COMMENTARY: We should be in this for the long haul
For those who grew up in the revivalistic tradition, we heard the same basic sermon every Sunday: "You are sinner. Repent or you're going to hell. And you better get to it, because Jesus could return at any second and catch you unpre-pared."
I can't tell you how many times I heard a preacher say something like, "The Lord Jesus could return at any moment! He could return before I finish preaching this morning!" And then the speaker would preach for so long, I thought that's exactly what he was trying to achieve: Preach till Jesus got there.
I didn't like this sort of exhortation. I was, after all, a teenager being told how big a sinner I was, but didn't feel like I had gotten to sin very much yet. I hadn't got to do much of anything!
I hadn't traveled, hadn't earned my driver's license, hadn't had sex, hadn't turned 21 or really even lived. If Jesus was content waiting all these centuries before returning to earth, just to show up at this particular blip in history to interrupt my simple little plans, then I concluded it would be a raw deal.
My feelings about so much of the "Second Coming" preaching I hear still makes me cranky (but for a different reason than when I was a teenager). We are so absolutely convinced that we are living in the final chapter of human history -- on the last page, if not within the last sentence -- that we are in danger of giving away the future.
Growing up in a tradition where the impending, imminent return of Christ was a pillar of our faith, the question was always asked, "What if Jesus came back today?" That's a good question, no doubt. But here is a question that might be better: "What if he doesn't?"
What if Jesus does not come back today ... or tomorrow ... or next year ... or next decade ... or next century? What kind of world do we want to leave for our descendants? What kind of world will we have then?
If we aren't prepared for the long haul, prepared to persevere into a distant future, then have we not given up on actually living the faith we profess?
We who are Christian could take a lesson from the not-for-profit organization, "The Long Now Foundation." It has been around since 1996, and it hopes to be around much, much longer.
"The Long Now Foundation" has one essential goal: To reverse the trend in our culture of short-term thinking.
The founders believe that our "accelerating technology, the short-horizon perspective of market-driven economics, the next-election perspective of democracies, and the distractions of personal multi-tasking" have given us "a pathologically short attention span." They want to provide some sort of corrective balance to our short-sightedness, and encourage "the long view and the taking of long-term responsibility, where 'long-term' is measured" in centuries, not months or years.
Illustrating this long-term thinking, Long Now is building a massive clock -- a 21st century version of Stonehenge -- that will tick for the next 10,000 years.

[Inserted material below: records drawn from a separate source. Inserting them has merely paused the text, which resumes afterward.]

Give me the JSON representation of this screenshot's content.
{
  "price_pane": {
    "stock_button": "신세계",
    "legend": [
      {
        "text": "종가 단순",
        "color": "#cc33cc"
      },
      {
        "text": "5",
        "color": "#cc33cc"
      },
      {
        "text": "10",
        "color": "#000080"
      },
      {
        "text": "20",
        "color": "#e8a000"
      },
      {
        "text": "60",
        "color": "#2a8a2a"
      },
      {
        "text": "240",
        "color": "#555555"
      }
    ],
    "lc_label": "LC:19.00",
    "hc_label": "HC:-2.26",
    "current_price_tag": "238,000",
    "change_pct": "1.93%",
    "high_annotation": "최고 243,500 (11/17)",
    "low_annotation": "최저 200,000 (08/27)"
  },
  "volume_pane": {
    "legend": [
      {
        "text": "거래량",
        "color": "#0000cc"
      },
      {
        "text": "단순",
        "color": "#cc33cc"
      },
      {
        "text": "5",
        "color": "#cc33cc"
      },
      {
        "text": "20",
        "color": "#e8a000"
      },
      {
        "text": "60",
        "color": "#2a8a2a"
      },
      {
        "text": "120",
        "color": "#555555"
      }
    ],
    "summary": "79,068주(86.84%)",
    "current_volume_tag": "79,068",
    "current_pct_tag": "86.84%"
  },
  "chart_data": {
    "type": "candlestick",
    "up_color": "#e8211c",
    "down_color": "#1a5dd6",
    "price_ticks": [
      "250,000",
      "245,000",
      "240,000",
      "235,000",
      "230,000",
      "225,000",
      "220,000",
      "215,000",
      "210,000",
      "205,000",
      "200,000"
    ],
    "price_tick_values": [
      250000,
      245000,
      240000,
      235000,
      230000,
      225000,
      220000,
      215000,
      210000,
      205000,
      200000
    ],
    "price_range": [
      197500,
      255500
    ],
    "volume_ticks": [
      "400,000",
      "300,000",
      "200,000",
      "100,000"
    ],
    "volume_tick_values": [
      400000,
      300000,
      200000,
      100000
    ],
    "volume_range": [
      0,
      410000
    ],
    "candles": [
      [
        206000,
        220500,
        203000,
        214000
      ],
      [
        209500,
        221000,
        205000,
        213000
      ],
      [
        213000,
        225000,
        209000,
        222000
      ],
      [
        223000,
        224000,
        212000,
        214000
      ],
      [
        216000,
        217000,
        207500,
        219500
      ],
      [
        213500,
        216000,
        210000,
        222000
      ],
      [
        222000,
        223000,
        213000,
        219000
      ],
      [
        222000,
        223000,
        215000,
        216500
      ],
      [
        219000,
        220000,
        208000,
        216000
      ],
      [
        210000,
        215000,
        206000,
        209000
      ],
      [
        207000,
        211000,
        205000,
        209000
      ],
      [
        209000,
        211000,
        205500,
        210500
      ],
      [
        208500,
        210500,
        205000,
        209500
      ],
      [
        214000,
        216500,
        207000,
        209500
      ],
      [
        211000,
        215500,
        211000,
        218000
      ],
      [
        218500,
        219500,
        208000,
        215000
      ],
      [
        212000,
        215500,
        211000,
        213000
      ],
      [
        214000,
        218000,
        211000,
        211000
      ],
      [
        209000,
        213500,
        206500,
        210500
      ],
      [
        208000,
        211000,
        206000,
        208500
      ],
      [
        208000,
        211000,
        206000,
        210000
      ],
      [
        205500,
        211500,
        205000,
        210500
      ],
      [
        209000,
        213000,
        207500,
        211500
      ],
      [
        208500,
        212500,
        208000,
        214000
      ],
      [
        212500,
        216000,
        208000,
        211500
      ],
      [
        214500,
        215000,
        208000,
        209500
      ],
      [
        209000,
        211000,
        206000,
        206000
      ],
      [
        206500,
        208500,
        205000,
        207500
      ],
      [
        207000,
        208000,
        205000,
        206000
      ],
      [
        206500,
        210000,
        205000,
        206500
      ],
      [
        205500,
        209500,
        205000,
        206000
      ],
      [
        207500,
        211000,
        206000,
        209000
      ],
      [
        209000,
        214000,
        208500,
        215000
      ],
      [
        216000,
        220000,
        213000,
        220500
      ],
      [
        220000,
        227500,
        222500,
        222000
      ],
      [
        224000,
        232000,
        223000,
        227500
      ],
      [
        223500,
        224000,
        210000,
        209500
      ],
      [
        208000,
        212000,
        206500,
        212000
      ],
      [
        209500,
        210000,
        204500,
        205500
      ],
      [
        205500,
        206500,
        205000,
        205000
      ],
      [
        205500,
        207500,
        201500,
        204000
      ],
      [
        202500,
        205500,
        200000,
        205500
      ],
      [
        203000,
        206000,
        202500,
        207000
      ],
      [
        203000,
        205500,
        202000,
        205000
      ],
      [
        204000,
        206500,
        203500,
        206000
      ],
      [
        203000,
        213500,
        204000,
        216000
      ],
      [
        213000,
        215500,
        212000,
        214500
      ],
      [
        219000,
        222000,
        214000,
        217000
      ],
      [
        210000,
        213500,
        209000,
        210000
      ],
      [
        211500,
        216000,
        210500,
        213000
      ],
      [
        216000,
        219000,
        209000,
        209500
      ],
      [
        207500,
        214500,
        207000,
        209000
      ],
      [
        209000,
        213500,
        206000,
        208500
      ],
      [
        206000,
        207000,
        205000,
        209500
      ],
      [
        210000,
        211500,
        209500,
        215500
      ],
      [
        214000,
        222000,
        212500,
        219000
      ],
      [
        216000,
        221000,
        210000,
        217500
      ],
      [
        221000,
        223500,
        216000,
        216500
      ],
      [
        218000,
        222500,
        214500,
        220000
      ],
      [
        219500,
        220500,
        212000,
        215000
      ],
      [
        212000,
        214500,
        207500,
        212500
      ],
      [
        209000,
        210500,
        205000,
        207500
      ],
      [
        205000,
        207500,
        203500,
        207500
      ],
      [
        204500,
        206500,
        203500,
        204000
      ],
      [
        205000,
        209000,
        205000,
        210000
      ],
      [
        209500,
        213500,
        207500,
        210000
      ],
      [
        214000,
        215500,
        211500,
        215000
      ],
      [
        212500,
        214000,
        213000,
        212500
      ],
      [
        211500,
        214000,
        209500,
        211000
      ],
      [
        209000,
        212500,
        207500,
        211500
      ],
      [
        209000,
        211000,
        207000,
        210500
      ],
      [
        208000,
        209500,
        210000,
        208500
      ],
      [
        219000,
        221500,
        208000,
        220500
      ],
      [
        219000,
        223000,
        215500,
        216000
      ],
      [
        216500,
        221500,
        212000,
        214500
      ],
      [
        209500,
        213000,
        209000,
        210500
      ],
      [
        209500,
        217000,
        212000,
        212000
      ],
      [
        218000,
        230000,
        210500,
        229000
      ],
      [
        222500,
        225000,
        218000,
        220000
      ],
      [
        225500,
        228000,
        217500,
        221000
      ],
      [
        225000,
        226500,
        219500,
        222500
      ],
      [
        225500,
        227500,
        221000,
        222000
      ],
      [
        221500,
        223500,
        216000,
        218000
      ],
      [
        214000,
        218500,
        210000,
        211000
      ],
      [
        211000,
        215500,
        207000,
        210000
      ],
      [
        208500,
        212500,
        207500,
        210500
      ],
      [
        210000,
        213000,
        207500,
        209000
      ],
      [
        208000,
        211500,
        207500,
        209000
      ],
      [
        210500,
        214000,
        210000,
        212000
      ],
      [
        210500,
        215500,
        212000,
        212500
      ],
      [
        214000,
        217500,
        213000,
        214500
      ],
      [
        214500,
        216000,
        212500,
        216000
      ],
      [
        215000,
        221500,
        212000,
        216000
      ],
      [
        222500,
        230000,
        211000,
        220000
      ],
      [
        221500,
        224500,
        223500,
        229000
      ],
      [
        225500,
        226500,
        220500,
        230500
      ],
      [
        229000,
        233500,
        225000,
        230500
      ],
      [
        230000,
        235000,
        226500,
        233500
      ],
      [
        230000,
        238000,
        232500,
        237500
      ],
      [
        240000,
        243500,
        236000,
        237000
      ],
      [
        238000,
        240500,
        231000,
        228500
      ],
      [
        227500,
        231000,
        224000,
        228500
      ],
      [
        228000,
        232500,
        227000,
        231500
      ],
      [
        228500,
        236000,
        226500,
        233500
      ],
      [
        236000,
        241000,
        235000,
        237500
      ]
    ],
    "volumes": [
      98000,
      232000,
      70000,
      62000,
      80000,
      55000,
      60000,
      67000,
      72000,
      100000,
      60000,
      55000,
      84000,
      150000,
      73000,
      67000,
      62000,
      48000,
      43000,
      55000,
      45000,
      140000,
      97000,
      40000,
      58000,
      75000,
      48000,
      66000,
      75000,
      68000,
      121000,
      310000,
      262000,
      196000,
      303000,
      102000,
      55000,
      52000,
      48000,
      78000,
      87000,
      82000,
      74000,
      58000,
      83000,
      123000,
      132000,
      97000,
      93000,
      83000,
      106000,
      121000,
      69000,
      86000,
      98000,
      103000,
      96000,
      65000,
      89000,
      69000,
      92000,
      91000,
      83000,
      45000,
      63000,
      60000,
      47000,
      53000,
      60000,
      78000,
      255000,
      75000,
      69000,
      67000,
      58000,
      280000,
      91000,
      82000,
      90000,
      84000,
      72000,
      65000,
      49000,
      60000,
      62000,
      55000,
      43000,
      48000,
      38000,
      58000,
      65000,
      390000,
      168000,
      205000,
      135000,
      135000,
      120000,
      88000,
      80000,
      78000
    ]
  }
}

Eventually the clock will be placed in a cave in Nevada's Great Basin National Park. The point of the clock is not to mark time; it is to rekindle our hope in the future.
The church, allegedly the most hopeful community in the world, could use some of that thinking, because Jesus will probably not return before you finish reading this article. He'll probably not return today, and likely not return in your lifetime (If he does, I will happily apologize to each and every one of you publicly, along with an exhaustive list of all I have been/am wrong about).
No, "God is not slow about keeping his promises," but we must know that God works on a timetable that is all his own. And yes, maybe Jesus will return tomorrow or next year.
But it might be next millennium.
Regardless, if it's sooner or later, we have to be more than prepared. We have to be prepared to faithfully persevere no matter how long the wait.